A nice completely enclosed motorcycle trailer for sale by a friend of Terry O'Dea. To arrange to see this,, contact Terry at 405-641-7718. Asking $$7,500
Harlan's 1969 Corvette is for sale. If you would like to see this car, please contact Dave Saunders at 405-406-3730 to view. No price established yet. 11/11/19
If you have an interest in viewing this 1951 Riley, please email Bill at: firstname.lastname@example.org
This rare vehicle is listed on Hemmings for $55,900.
Bill Amis has decided to say goodbye to his elegant 1951 RILEY MOTOR CAR. This rare classic was featured in March of 2015 by Norman Transcript writer and cRc member Doug Hill. Part of Doug's "DIG MY RIDE" article appear below:

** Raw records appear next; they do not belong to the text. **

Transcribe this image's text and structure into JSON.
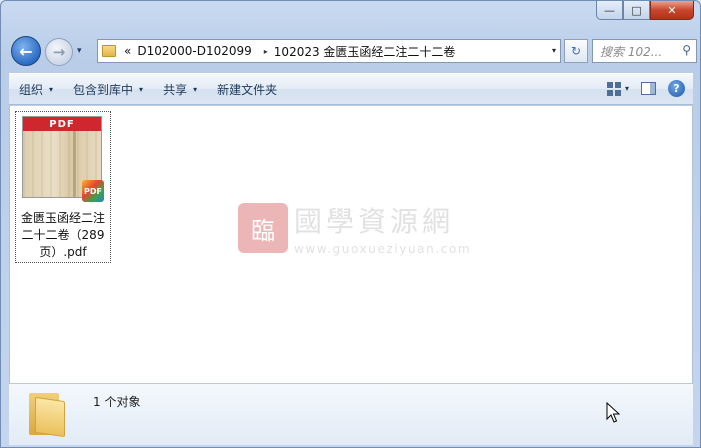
{
  "window": {
    "caption_buttons": {
      "minimize": "—",
      "maximize": "□",
      "close": "✕"
    }
  },
  "nav": {
    "back_glyph": "←",
    "forward_glyph": "→",
    "history_glyph": "▾",
    "breadcrumb": {
      "overflow": "«",
      "items": [
        "D102000-D102099",
        "102023 金匮玉函经二注二十二卷"
      ],
      "separator": "▸"
    },
    "address_dropdown": "▾",
    "refresh_glyph": "↻",
    "search": {
      "placeholder": "搜索 102...",
      "icon": "search-icon",
      "glyph": "⚲"
    }
  },
  "toolbar": {
    "items": [
      {
        "label": "组织",
        "has_menu": true
      },
      {
        "label": "包含到库中",
        "has_menu": true
      },
      {
        "label": "共享",
        "has_menu": true
      },
      {
        "label": "新建文件夹",
        "has_menu": false
      }
    ],
    "caret": "▾",
    "help_glyph": "?"
  },
  "files": [
    {
      "name": "金匮玉函经二注二十二卷（289页）.pdf",
      "thumb_label": "PDF",
      "badge_label": "PDF"
    }
  ],
  "watermark": {
    "seal": "臨",
    "title": "國學資源網",
    "url": "www.guoxueziyuan.com"
  },
  "details": {
    "selection_text": "1 个对象"
  },
  "colors": {
    "accent": "#2b6cc4",
    "thumb_band": "#d0262e",
    "toolbar_text": "#1e395b"
  }
}
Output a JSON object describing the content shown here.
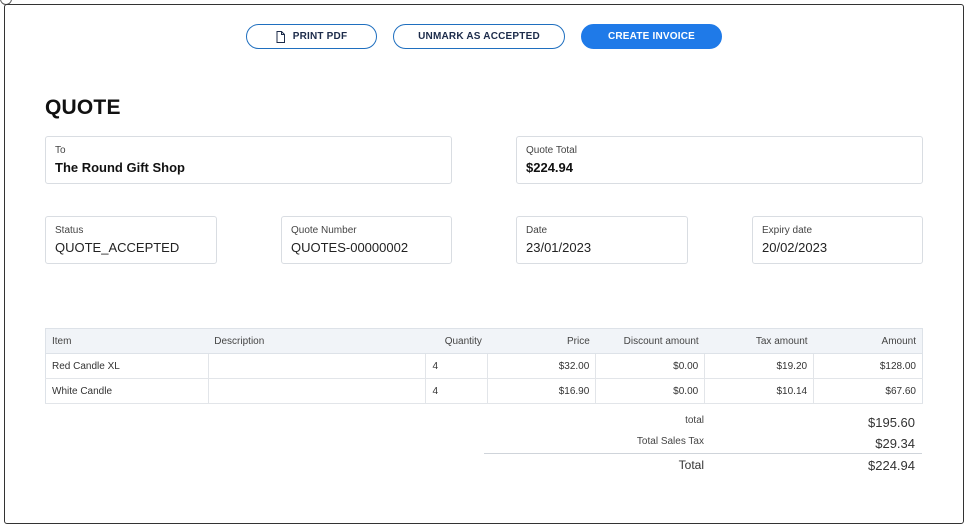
{
  "toolbar": {
    "print_label": "PRINT PDF",
    "unmark_label": "UNMARK AS ACCEPTED",
    "create_invoice_label": "CREATE INVOICE"
  },
  "quote": {
    "heading": "QUOTE",
    "to_label": "To",
    "to_value": "The Round Gift Shop",
    "total_label": "Quote Total",
    "total_value": "$224.94",
    "status_label": "Status",
    "status_value": "QUOTE_ACCEPTED",
    "number_label": "Quote Number",
    "number_value": "QUOTES-00000002",
    "date_label": "Date",
    "date_value": "23/01/2023",
    "expiry_label": "Expiry date",
    "expiry_value": "20/02/2023"
  },
  "table": {
    "columns": [
      "Item",
      "Description",
      "Quantity",
      "Price",
      "Discount amount",
      "Tax amount",
      "Amount"
    ],
    "rows": [
      {
        "item": "Red Candle XL",
        "description": "",
        "quantity": "4",
        "price": "$32.00",
        "discount": "$0.00",
        "tax": "$19.20",
        "amount": "$128.00"
      },
      {
        "item": "White Candle",
        "description": "",
        "quantity": "4",
        "price": "$16.90",
        "discount": "$0.00",
        "tax": "$10.14",
        "amount": "$67.60"
      }
    ]
  },
  "summary": {
    "subtotal_label": "total",
    "subtotal_value": "$195.60",
    "tax_label": "Total Sales Tax",
    "tax_value": "$29.34",
    "grand_label": "Total",
    "grand_value": "$224.94"
  },
  "colors": {
    "accent": "#1f7ae8",
    "outline": "#1f6fbf",
    "border": "#d9dde2",
    "header_bg": "#f1f4f8"
  },
  "icons": {
    "print": "document-icon"
  }
}
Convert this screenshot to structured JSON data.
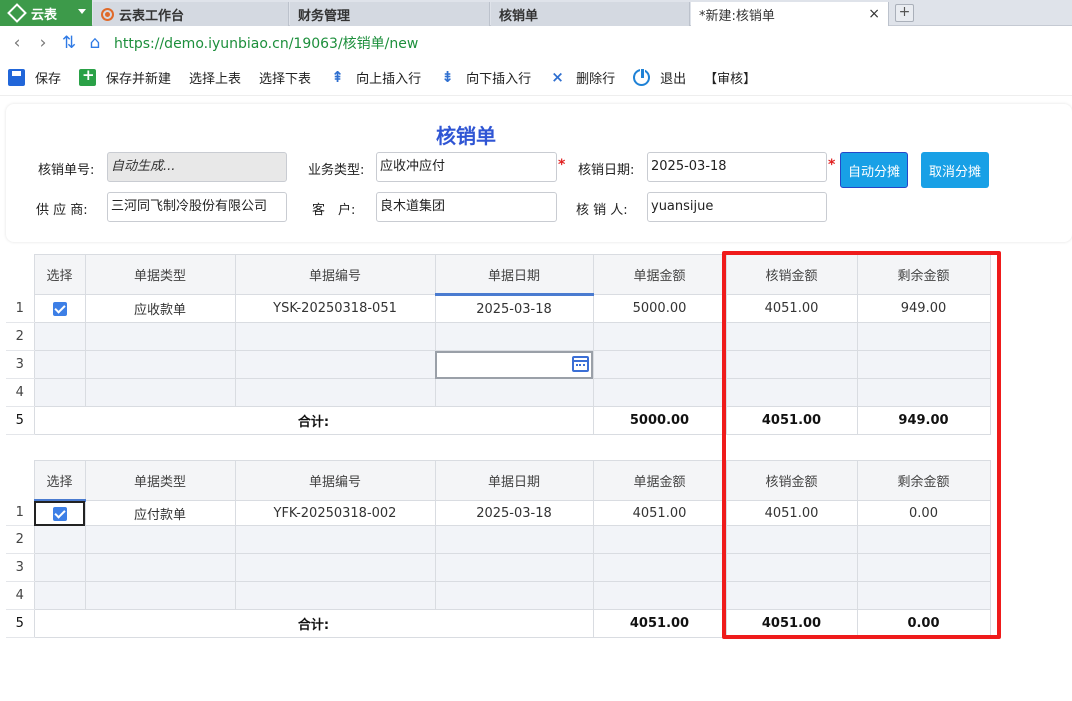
{
  "browser": {
    "logo_tab": "云表",
    "tabs": [
      "云表工作台",
      "财务管理",
      "核销单",
      "*新建:核销单"
    ],
    "active_tab_close": "×",
    "new_tab": "+",
    "url": "https://demo.iyunbiao.cn/19063/核销单/new"
  },
  "toolbar": {
    "items": [
      "保存",
      "保存并新建",
      "选择上表",
      "选择下表",
      "向上插入行",
      "向下插入行",
      "删除行",
      "退出",
      "【审核】"
    ]
  },
  "form": {
    "title": "核销单",
    "fields": {
      "doc_no_label": "核销单号:",
      "doc_no_value": "自动生成...",
      "biz_type_label": "业务类型:",
      "biz_type_value": "应收冲应付",
      "date_label": "核销日期:",
      "date_value": "2025-03-18",
      "supplier_label": "供 应 商:",
      "supplier_value": "三河同飞制冷股份有限公司",
      "customer_label": "客　户:",
      "customer_value": "良木道集团",
      "operator_label": "核 销 人:",
      "operator_value": "yuansijue"
    },
    "required_mark": "*",
    "buttons": {
      "auto_alloc": "自动分摊",
      "cancel_alloc": "取消分摊"
    }
  },
  "grid_top": {
    "headers": [
      "选择",
      "单据类型",
      "单据编号",
      "单据日期",
      "单据金额",
      "核销金额",
      "剩余金额"
    ],
    "row_numbers": [
      "1",
      "2",
      "3",
      "4",
      "5"
    ],
    "row1": {
      "type": "应收款单",
      "code": "YSK-20250318-051",
      "date": "2025-03-18",
      "amount": "5000.00",
      "writeoff": "4051.00",
      "remaining": "949.00"
    },
    "total": {
      "label": "合计:",
      "amount": "5000.00",
      "writeoff": "4051.00",
      "remaining": "949.00"
    }
  },
  "grid_bottom": {
    "headers": [
      "选择",
      "单据类型",
      "单据编号",
      "单据日期",
      "单据金额",
      "核销金额",
      "剩余金额"
    ],
    "row_numbers": [
      "1",
      "2",
      "3",
      "4",
      "5"
    ],
    "row1": {
      "type": "应付款单",
      "code": "YFK-20250318-002",
      "date": "2025-03-18",
      "amount": "4051.00",
      "writeoff": "4051.00",
      "remaining": "0.00"
    },
    "total": {
      "label": "合计:",
      "amount": "4051.00",
      "writeoff": "4051.00",
      "remaining": "0.00"
    }
  },
  "colors": {
    "accent": "#18a0e6",
    "title": "#2f55d4",
    "highlight": "#ef1b1b",
    "brand": "#3d9a4a"
  }
}
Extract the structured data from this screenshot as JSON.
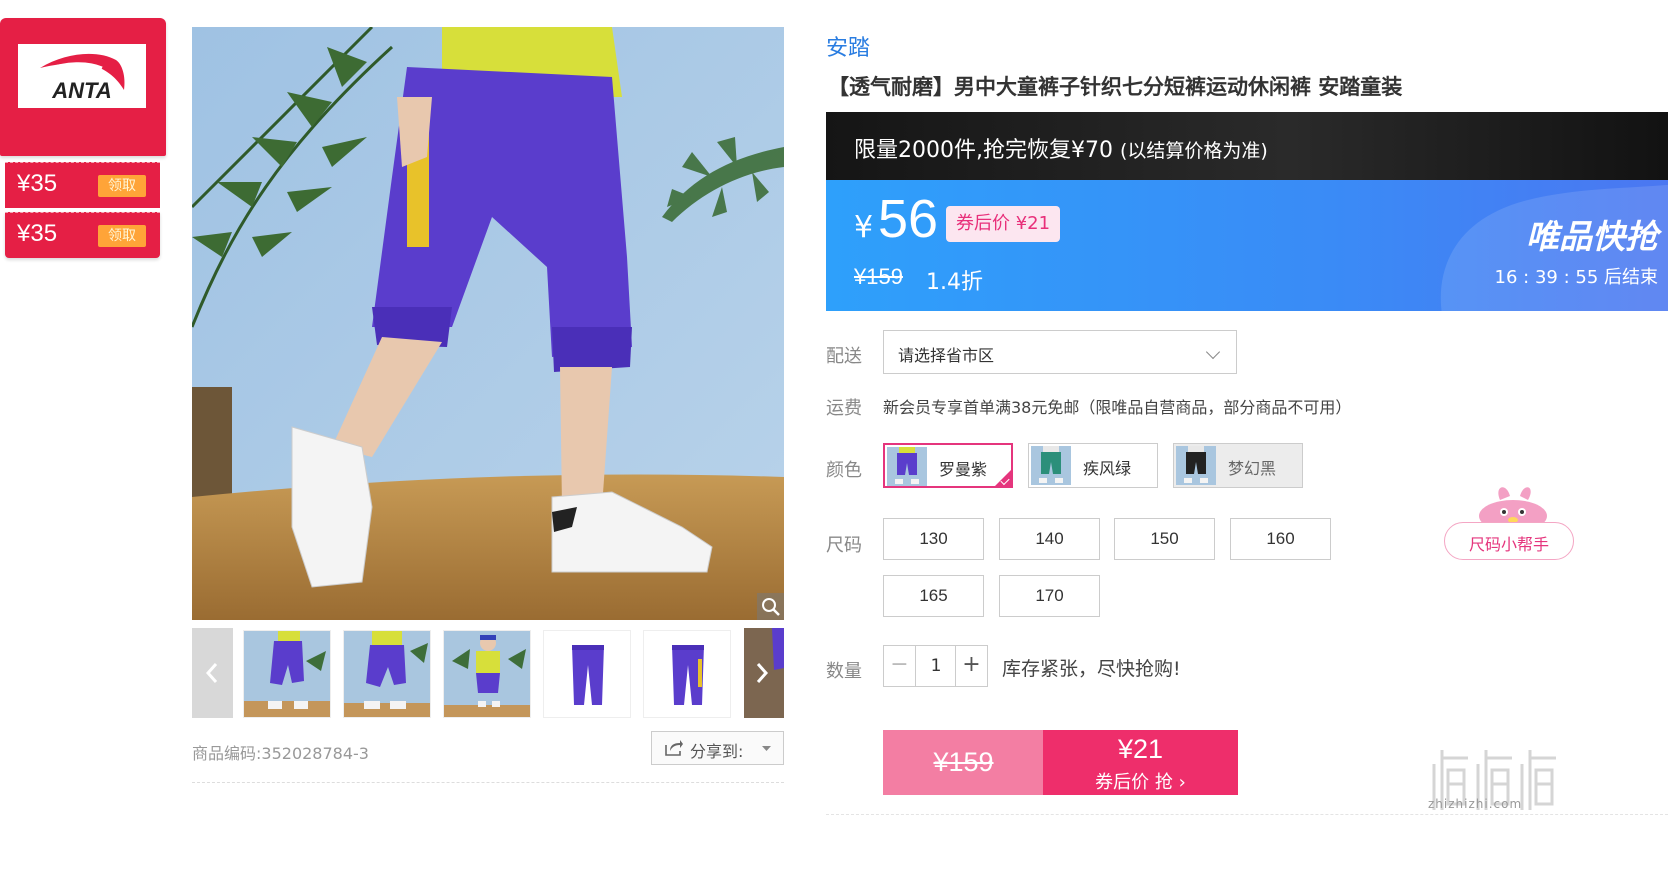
{
  "coupon_panel": {
    "logo_text": "ANTA",
    "coupons": [
      {
        "amount": "¥35",
        "claim_label": "领取"
      },
      {
        "amount": "¥35",
        "claim_label": "领取"
      }
    ]
  },
  "gallery": {
    "thumbnails_count_visible": 5
  },
  "sku": {
    "label": "商品编码:",
    "value": "352028784-3"
  },
  "share": {
    "label": "分享到:"
  },
  "product": {
    "brand": "安踏",
    "title": "【透气耐磨】男中大童裤子针织七分短裤运动休闲裤 安踏童装"
  },
  "promo": {
    "main_text": "限量2000件,抢完恢复¥70",
    "note": "(以结算价格为准)"
  },
  "price": {
    "currency": "¥",
    "current": "56",
    "after_coupon": "券后价 ¥21",
    "original": "¥159",
    "discount": "1.4折",
    "flash_label": "唯品快抢",
    "countdown": "16 : 39 : 55  后结束"
  },
  "delivery": {
    "label": "配送",
    "placeholder": "请选择省市区"
  },
  "shipping": {
    "label": "运费",
    "text": "新会员专享首单满38元免邮（限唯品自营商品，部分商品不可用）"
  },
  "colors": {
    "label": "颜色",
    "options": [
      {
        "name": "罗曼紫",
        "selected": true
      },
      {
        "name": "疾风绿",
        "selected": false
      },
      {
        "name": "梦幻黑",
        "selected": false
      }
    ]
  },
  "sizes": {
    "label": "尺码",
    "options": [
      "130",
      "140",
      "150",
      "160",
      "165",
      "170"
    ],
    "helper": "尺码小帮手"
  },
  "quantity": {
    "label": "数量",
    "minus": "−",
    "value": "1",
    "plus": "+",
    "stock_note": "库存紧张，尽快抢购!"
  },
  "buy": {
    "original": "¥159",
    "price": "¥21",
    "label": "券后价 抢 ›"
  },
  "watermark": {
    "text": "值",
    "site": "zhizhizhi.com"
  },
  "colors_theme": {
    "brand_red": "#e51f45",
    "accent_pink": "#ee2e6b",
    "price_blue": "#3a8bf6",
    "link_blue": "#2a7de1"
  }
}
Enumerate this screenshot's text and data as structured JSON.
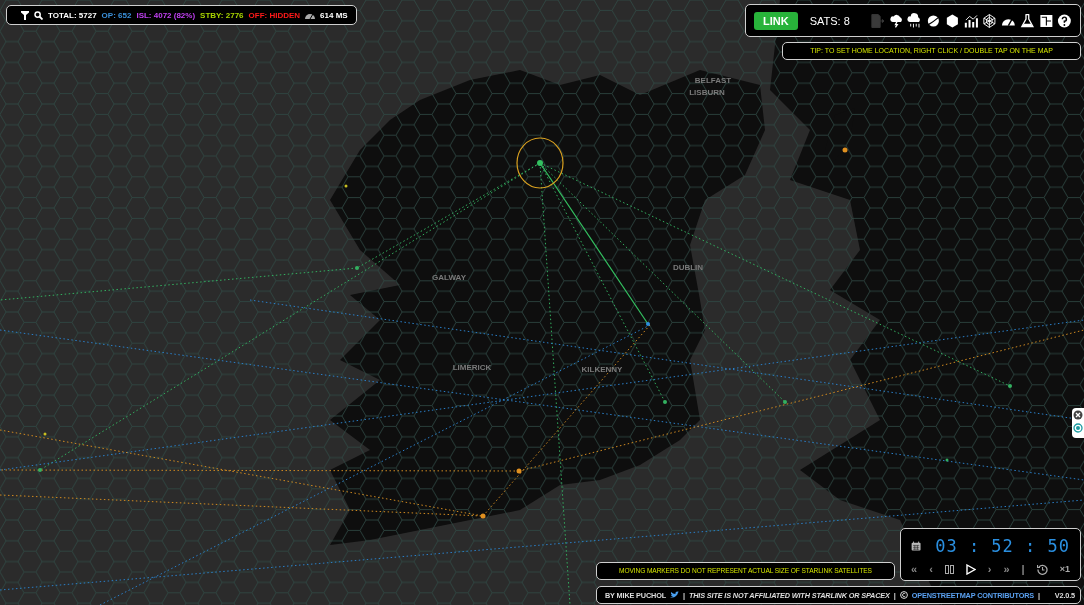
{
  "stats": [
    {
      "text": "TOTAL: 5727",
      "color": "#ffffff"
    },
    {
      "text": "OP: 652",
      "color": "#3a8fd8"
    },
    {
      "text": "ISL: 4072 (82%)",
      "color": "#c040f0"
    },
    {
      "text": "STBY: 2776",
      "color": "#a8d400"
    },
    {
      "text": "OFF: HIDDEN",
      "color": "#ff1a1a"
    }
  ],
  "ping": "614 MS",
  "toolbar": {
    "link_button": "LINK",
    "sats": "SATS: 8",
    "tools": [
      {
        "kind": "export",
        "disabled": true
      },
      {
        "kind": "storm",
        "disabled": false
      },
      {
        "kind": "rain",
        "disabled": false
      },
      {
        "kind": "planet",
        "disabled": false
      },
      {
        "kind": "hexagon",
        "disabled": false
      },
      {
        "kind": "chart",
        "disabled": false
      },
      {
        "kind": "web",
        "disabled": false
      },
      {
        "kind": "gauge",
        "disabled": false
      },
      {
        "kind": "flask",
        "disabled": false
      },
      {
        "kind": "layout",
        "disabled": false
      },
      {
        "kind": "help",
        "disabled": false
      }
    ]
  },
  "tip": "TIP: TO SET HOME LOCATION, RIGHT CLICK / DOUBLE TAP ON THE MAP",
  "map_labels": [
    "BELFAST",
    "LISBURN",
    "DUBLIN",
    "GALWAY",
    "LIMERICK",
    "KILKENNY"
  ],
  "notice": "MOVING MARKERS DO NOT REPRESENT ACTUAL SIZE OF STARLINK SATELLITES",
  "clock": {
    "time": "03 : 52 : 50",
    "controls": [
      "«",
      "‹",
      "›",
      "»",
      "|"
    ],
    "speed": "×1"
  },
  "footer": {
    "author": "BY MIKE PUCHOL",
    "disclaimer": "THIS SITE IS NOT AFFILIATED WITH STARLINK OR SPACEX",
    "credit": "OPENSTREETMAP CONTRIBUTORS",
    "version": "V2.0.5",
    "separator": "|"
  }
}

"His particular model called the RMC is a 2-door, three seat convertible and only 507 of them were produced between 1947 and 1951. The “three seat” designation bears explanation, because rather than typical sports car bucket seats there’s a bench. Apparently the Brits considered it wide enough to accommodate three bottoms. Amis first learned of the car in 1972 when he was practicing optometry in Cushing. A friend tipped him off that District Judge Richard Stead in Stillwater received a Federal appointment in Washington D.C. and would be selling off his collection of eight different cars."
“I took the seat to a friend’s upholstery shop in Mexico and had it re-done in leather,” Amis said.
The car has never had a true ground-up restoration, but because of the care its received it doesn’t really need one. The mahogany dash is in beautiful condition and the gauges all work. The steering wheel is on the wrong side by American standards but Amis said it’s not hard to get used to.
“It even has a wooden body frame and inside the doors the steel skin is attached to a wood framework,” Amis said.
Riley coachbuilders used ash wood and replication is difficult but some restorers in the United Kingdom still take on the task.
“I like the fact that this car is rare,” he said. “You never see one at another show and I’ve never seen one anywhere else except in pictures.”
Many Rileys are still on the road around the world, just not this particular model. Unlike the more familiar Triumph and Austin-Healey roadsters of that era the RMC is a larger car. It has both hydraulic and mechanical brakes so that if one system fails the other stops the car. If you really want to go fast the windshield folds flat to decrease resistance. It has no heater or air conditioner. The Riley employs a trafficator turn signal system which is the semaphore type. Instead of triggering rear blinking lights the driver causes a small illuminated arm to deploy from openings in the side body indicating which way the turn will be.
“I have the car’s shop and parts manual,” Amis said. “It tells you how to maintain and repair everything mechanical and electrical in great detail. I’ve used these instructions for rebuilding components many times and it’s kind of shop worn.”
In 2010 Amis was invited to an Indianapolis Motor Speedway’s sports car show when Riley was their “Marque of the Year.” There were 165 Rileys of different models in competition and his was awarded “Best of Class.”